Material to process:

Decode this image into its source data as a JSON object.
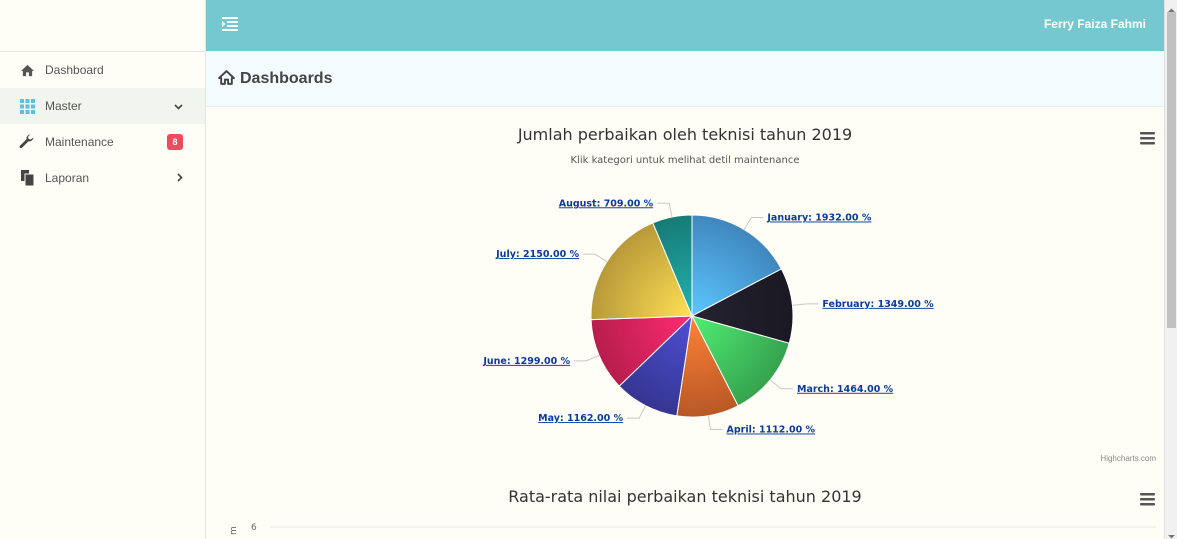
{
  "header": {
    "user_name": "Ferry Faiza Fahmi"
  },
  "sidebar": {
    "items": [
      {
        "label": "Dashboard",
        "icon": "home-icon"
      },
      {
        "label": "Master",
        "icon": "grid-icon"
      },
      {
        "label": "Maintenance",
        "icon": "wrench-icon",
        "badge": "8"
      },
      {
        "label": "Laporan",
        "icon": "files-icon"
      }
    ]
  },
  "page": {
    "title": "Dashboards"
  },
  "colors": {
    "topbar": "#74c9d1",
    "badge": "#f04a5d",
    "label_link": "#0b3aa0"
  },
  "chart_data": [
    {
      "type": "pie",
      "title": "Jumlah perbaikan oleh teknisi tahun 2019",
      "subtitle": "Klik kategori untuk melihat detil maintenance",
      "categories": [
        "January",
        "February",
        "March",
        "April",
        "May",
        "June",
        "July",
        "August"
      ],
      "values": [
        1932,
        1349,
        1464,
        1112,
        1162,
        1299,
        2150,
        709
      ],
      "labels": [
        "January: 1932.00 %",
        "February: 1349.00 %",
        "March: 1464.00 %",
        "April: 1112.00 %",
        "May: 1162.00 %",
        "June: 1299.00 %",
        "July: 2150.00 %",
        "August: 709.00 %"
      ],
      "colors": [
        "#4a9fe0",
        "#1e1c28",
        "#3fbf5c",
        "#d9682c",
        "#3e3fab",
        "#d7225a",
        "#d8b443",
        "#1b8f8a"
      ],
      "credits": "Highcharts.com"
    },
    {
      "type": "bar",
      "title": "Rata-rata nilai perbaikan teknisi tahun 2019",
      "ylabel": "m",
      "y_ticks": [
        "6"
      ]
    }
  ]
}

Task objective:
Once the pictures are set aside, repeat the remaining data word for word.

Task solution:
Decode this image into its source data as a JSON object.
{
  "header": {
    "user_name": "Ferry Faiza Fahmi"
  },
  "sidebar": {
    "items": [
      {
        "label": "Dashboard",
        "icon": "home-icon"
      },
      {
        "label": "Master",
        "icon": "grid-icon"
      },
      {
        "label": "Maintenance",
        "icon": "wrench-icon",
        "badge": "8"
      },
      {
        "label": "Laporan",
        "icon": "files-icon"
      }
    ]
  },
  "page": {
    "title": "Dashboards"
  },
  "colors": {
    "topbar": "#74c9d1",
    "badge": "#f04a5d",
    "label_link": "#0b3aa0"
  },
  "chart_data": [
    {
      "type": "pie",
      "title": "Jumlah perbaikan oleh teknisi tahun 2019",
      "subtitle": "Klik kategori untuk melihat detil maintenance",
      "categories": [
        "January",
        "February",
        "March",
        "April",
        "May",
        "June",
        "July",
        "August"
      ],
      "values": [
        1932,
        1349,
        1464,
        1112,
        1162,
        1299,
        2150,
        709
      ],
      "labels": [
        "January: 1932.00 %",
        "February: 1349.00 %",
        "March: 1464.00 %",
        "April: 1112.00 %",
        "May: 1162.00 %",
        "June: 1299.00 %",
        "July: 2150.00 %",
        "August: 709.00 %"
      ],
      "colors": [
        "#4a9fe0",
        "#1e1c28",
        "#3fbf5c",
        "#d9682c",
        "#3e3fab",
        "#d7225a",
        "#d8b443",
        "#1b8f8a"
      ],
      "credits": "Highcharts.com"
    },
    {
      "type": "bar",
      "title": "Rata-rata nilai perbaikan teknisi tahun 2019",
      "ylabel": "m",
      "y_ticks": [
        "6"
      ]
    }
  ]
}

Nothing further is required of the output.